Dokken: Habitat a focus of Game and Fish Department presentation on deer numbers
In the Red River Valley, where habitat is limited, whitetail counts in Unit 2C north of Grand Forks were down 29.3% from 2022. Numbers in Unit 2B between Grand Forks and Fargo were down 47.5%.
As goes habitat, so goes the abundance of deer in North Dakota – especially during severe winters like the one just past.
That was a takeaway message Tuesday night, April 25, during the North Dakota Game and Fish Department’s spring advisory board meeting in Bismarck.
Held at the department’s Bismarck headquarters, the meeting – for Advisory Board District 7 – was live streamed on the Game and Fish Department website. Game and Fish is required to hold the public meetings twice a year in each of the state’s eight advisory board districts.
Casey Anderson, wildlife chief for Game and Fish in Bismarck, presented an overview of the department’s winter aerial deer surveys. It was a tough winter for deer, and as late as March 22, the entire state had snow cover, Anderson says.
The abundance of snow allowed the department to fly its winter deer survey across the entire state – both a blessing and a curse, Anderson says – but the extreme conditions hammered deer in many areas.
At least 12 inches of snow cover is required to get a reliable count of deer numbers from the air.
White-tailed deer numbers declined in nearly every part of the state. In the Red River Valley, where habitat is especially scarce, whitetail counts in Unit 2C north of Grand Forks were down 29.3% from 2022, Game and Fish statistics show. Numbers in Unit 2B, an area extending roughly from Grand Forks to Fargo, were down 47.5%.
Whitetail numbers in Unit 2A in the far southeast corner of the state declined 26.5%.
The department just finished its mule deer surveys in western North Dakota, and those numbers declined, as well, Anderson says.
“It’s kind of a gradient from south to north, and southern units weren’t nearly as bad as the northern units across the Badlands,” he said.
Given the severe winter and its impact on deer numbers, hunters can expect fewer deer gun licenses this fall, Anderson says.
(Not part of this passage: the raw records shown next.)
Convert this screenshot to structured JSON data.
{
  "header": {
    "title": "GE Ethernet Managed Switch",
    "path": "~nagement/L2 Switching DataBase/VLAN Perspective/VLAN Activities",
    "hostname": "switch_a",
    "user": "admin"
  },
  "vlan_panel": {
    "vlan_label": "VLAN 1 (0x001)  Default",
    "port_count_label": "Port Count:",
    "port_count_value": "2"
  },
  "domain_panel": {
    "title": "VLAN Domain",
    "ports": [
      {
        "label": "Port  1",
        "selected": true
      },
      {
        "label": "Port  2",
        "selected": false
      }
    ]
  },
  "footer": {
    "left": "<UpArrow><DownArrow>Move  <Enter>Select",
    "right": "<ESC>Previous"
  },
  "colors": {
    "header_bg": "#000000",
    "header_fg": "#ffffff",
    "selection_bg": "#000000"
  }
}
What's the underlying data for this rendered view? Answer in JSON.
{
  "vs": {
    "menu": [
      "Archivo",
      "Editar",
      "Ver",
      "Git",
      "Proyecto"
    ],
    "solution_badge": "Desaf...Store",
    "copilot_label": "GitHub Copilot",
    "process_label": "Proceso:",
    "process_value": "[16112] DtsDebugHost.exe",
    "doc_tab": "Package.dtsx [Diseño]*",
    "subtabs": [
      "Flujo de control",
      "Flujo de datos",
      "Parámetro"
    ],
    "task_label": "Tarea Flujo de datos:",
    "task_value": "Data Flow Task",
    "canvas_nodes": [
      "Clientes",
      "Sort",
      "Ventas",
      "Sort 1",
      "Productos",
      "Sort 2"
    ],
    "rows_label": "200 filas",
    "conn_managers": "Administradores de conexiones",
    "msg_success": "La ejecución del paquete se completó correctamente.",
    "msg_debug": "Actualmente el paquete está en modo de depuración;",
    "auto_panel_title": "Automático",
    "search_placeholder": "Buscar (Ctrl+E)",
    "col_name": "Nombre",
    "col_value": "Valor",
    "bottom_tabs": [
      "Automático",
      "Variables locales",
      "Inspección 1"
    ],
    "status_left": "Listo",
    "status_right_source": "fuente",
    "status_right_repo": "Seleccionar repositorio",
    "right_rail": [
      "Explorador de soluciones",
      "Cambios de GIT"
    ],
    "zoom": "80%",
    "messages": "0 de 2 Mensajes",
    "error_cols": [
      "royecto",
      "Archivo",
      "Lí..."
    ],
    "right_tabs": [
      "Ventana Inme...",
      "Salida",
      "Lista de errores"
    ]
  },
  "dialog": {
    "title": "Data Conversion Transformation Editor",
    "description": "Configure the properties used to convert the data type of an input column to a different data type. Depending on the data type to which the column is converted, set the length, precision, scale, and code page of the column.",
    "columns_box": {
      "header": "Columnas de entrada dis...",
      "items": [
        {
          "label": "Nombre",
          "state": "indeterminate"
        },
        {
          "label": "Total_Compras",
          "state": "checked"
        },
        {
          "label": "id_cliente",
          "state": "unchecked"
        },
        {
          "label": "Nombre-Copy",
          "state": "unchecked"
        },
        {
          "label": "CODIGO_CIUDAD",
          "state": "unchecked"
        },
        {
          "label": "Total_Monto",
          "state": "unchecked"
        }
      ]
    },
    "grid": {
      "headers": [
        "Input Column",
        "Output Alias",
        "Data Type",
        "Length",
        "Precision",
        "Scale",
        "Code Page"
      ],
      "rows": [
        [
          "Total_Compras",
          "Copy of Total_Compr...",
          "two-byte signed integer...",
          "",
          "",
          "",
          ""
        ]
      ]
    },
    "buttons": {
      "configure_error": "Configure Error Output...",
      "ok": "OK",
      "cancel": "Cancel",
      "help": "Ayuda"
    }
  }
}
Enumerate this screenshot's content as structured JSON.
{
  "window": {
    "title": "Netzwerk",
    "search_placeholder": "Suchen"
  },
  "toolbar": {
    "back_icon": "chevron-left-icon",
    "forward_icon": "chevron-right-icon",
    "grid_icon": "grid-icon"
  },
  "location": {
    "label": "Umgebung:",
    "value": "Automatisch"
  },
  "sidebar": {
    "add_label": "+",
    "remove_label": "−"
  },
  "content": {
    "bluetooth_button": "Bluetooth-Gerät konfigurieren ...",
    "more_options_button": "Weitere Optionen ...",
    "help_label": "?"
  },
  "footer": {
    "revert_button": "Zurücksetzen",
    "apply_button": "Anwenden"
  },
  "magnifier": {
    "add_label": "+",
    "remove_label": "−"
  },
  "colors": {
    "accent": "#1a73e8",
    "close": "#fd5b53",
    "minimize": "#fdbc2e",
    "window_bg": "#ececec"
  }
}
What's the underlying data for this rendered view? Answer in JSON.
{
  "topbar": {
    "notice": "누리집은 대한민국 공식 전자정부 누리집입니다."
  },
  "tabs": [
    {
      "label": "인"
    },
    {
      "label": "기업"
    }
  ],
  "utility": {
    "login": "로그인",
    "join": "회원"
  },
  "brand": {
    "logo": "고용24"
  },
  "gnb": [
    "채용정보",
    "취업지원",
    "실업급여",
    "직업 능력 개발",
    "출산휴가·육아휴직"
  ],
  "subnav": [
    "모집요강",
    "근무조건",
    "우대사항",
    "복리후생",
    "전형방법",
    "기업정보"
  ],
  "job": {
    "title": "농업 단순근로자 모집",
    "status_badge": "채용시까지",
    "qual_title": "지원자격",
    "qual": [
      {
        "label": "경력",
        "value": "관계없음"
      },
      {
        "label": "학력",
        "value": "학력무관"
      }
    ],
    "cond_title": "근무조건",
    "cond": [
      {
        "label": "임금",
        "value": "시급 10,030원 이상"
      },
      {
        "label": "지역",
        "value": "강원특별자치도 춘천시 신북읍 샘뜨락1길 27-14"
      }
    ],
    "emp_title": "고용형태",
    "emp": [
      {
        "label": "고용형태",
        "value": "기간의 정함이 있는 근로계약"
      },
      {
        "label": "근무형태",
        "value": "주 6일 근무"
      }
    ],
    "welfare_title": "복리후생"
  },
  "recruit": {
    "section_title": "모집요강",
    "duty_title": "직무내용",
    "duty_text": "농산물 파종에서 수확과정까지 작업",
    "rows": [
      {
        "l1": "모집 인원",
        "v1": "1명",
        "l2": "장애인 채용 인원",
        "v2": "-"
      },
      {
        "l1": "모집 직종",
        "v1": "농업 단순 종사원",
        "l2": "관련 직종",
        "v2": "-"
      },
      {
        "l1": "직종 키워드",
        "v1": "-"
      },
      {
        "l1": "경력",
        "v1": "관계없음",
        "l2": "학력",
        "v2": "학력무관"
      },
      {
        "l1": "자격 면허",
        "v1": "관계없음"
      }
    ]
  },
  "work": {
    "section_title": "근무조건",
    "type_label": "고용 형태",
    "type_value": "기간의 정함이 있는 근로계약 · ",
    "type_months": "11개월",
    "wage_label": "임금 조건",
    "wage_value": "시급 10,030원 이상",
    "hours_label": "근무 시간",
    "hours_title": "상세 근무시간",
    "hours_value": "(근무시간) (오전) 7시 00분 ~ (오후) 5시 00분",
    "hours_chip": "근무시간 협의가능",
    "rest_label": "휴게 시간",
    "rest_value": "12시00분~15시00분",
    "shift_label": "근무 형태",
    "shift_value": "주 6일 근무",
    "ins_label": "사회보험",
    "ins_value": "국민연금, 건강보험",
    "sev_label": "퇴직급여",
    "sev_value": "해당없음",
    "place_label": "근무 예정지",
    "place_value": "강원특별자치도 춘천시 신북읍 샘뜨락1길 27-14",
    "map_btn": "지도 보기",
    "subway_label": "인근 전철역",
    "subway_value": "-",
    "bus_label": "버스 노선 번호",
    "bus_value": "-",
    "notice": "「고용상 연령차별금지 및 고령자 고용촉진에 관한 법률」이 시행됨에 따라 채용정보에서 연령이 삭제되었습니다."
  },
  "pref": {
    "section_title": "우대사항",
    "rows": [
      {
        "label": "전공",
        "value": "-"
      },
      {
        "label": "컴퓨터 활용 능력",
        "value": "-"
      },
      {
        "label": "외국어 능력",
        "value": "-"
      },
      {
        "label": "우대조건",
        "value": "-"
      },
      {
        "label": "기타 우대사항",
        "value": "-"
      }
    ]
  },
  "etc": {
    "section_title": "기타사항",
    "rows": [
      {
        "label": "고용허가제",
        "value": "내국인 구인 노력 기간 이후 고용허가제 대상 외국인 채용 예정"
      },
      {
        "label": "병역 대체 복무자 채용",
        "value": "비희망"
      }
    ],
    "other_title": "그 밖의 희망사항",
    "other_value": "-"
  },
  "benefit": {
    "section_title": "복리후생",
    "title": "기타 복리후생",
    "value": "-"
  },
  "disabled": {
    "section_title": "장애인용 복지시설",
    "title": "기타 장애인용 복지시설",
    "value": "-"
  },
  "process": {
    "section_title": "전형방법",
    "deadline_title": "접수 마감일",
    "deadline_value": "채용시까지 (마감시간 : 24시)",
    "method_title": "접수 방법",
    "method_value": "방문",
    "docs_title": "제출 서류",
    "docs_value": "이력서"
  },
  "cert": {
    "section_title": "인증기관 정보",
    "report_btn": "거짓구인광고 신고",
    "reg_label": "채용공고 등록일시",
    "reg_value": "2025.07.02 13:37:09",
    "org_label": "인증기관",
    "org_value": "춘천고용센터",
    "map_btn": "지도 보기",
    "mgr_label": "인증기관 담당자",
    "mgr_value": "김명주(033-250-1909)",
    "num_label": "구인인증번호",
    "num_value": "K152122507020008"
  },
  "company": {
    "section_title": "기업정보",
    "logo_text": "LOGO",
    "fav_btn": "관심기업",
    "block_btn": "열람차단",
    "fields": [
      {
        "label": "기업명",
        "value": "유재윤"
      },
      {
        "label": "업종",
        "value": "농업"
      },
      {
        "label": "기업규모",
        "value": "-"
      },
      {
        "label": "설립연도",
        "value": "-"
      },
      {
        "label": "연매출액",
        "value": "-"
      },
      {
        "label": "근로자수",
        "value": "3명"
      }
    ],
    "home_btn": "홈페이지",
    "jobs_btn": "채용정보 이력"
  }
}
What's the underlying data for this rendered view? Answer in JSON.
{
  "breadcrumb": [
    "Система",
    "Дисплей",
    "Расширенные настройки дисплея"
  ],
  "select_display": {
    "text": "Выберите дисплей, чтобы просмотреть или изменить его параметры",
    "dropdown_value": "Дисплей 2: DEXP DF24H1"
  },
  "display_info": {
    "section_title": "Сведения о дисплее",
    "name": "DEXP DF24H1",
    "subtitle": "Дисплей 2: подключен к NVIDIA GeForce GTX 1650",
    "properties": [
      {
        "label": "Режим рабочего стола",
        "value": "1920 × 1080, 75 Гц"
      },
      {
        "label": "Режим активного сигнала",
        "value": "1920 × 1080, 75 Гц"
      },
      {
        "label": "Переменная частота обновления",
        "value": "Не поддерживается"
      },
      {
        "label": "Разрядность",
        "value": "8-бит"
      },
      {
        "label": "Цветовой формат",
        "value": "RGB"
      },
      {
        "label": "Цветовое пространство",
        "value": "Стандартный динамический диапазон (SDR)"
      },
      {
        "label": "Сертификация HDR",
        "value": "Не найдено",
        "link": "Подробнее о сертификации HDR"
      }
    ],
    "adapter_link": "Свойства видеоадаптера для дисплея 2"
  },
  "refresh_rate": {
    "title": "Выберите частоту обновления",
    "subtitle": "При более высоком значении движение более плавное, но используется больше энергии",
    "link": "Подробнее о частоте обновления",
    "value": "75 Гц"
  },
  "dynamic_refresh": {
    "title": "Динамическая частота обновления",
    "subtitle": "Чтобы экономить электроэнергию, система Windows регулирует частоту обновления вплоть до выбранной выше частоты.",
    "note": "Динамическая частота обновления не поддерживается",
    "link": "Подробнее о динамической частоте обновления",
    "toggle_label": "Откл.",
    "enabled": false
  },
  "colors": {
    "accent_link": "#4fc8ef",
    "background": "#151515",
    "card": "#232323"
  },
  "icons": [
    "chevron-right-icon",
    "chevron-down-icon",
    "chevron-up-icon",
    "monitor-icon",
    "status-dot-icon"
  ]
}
Game and Fish actually delayed sending its proposed proclamation of deer hunting regulations to the governor’s office for approval to gather more information about deer numbers on the landscape.
Game and Fish last year offered 64,200 deer gun licenses, and numbers for this year will be available within the next few days.
“If I gave you a number, I might be wrong, so I’m not going to give you the exact number, but we are going to see a pretty good decrease in deer licenses this year,” Anderson said.
During the heydays of the federal Conservation Reserve Program in the mid-’90s, when North Dakota had more than 3 million acres of land enrolled in CRP, deer numbers were quick to recover from severe winters.
“We saw that in ’96-’97 when we had a winter just like this,” Greg Link, conservation and communications chief for Game and Fish, said Tuesday night. “We had habitat, and within a couple of years, we were right back on track.”
The number of available deer gun licenses reflected the habitat bonanza. From 2001 through 2005, deer gun licenses in North Dakota exceeded 100,000 every year, Herald archives show, peaking at 145,600 in 2005 before declining slightly to 143,500 in 2006.
Since then, however, North Dakota has lost more than 2 million acres of CRP, a trend largely driven by higher commodity prices. With less habitat on the landscape, deer numbers in North Dakota going into this past winter were still teetering from winters from 2009 through 2011.
“And now we get smacked down again,” Link said. “The climb is so slow. We just have to get those resources back to really grow. That’s just North Dakota – every four, five, six years, you’re going to get a smackdown again. So, it’s going to take that ability to rebound and make hay when the sun’s out.”
That’s where programs such as the Meadowlark Initiative come into play, Link says. Funded by a grant through the U.S. Department of Agriculture’s Regional Conservation Partnership Program, the Meadowlark Initiative aims to bring industry, agriculture and conservation partners together to preserve existing grasslands and hopefully expand that habitat.
The goal, Link says, is to try to restore some of the “connective tissue” – such as fencerows, shelter belts and waterways – that has been lost with habitat on the landscape.
“The Meadowlark Initiative is really just trying to rally all our partners together – industry, ag and conservation – going, ‘Hey, it’s going to take everybody, let’s get together, let’s pool our resources, manpower, our funds, our networks, the folks we know, the relationships we have, let’s work together and quit throwing stones at each other,’ ” Link said.
Perhaps the most striking impact of habitat loss was reflected in a series of charts Anderson shared showing declines in “deer gun harvest density” – the number of deer per square mile shot by hunters – since 1997.
The impact was less severe in areas with habitat, but a chart for the Red River Valley showed a steady decline in harvest density of about 90% since 2005, from a high of about 1.8 deer per square mile in 2005 to about 0.2 deer per square mile in 2022.
“It’s just another thing to show the importance of habitat and where we’re heading if we can’t get things turned around,” Anderson said.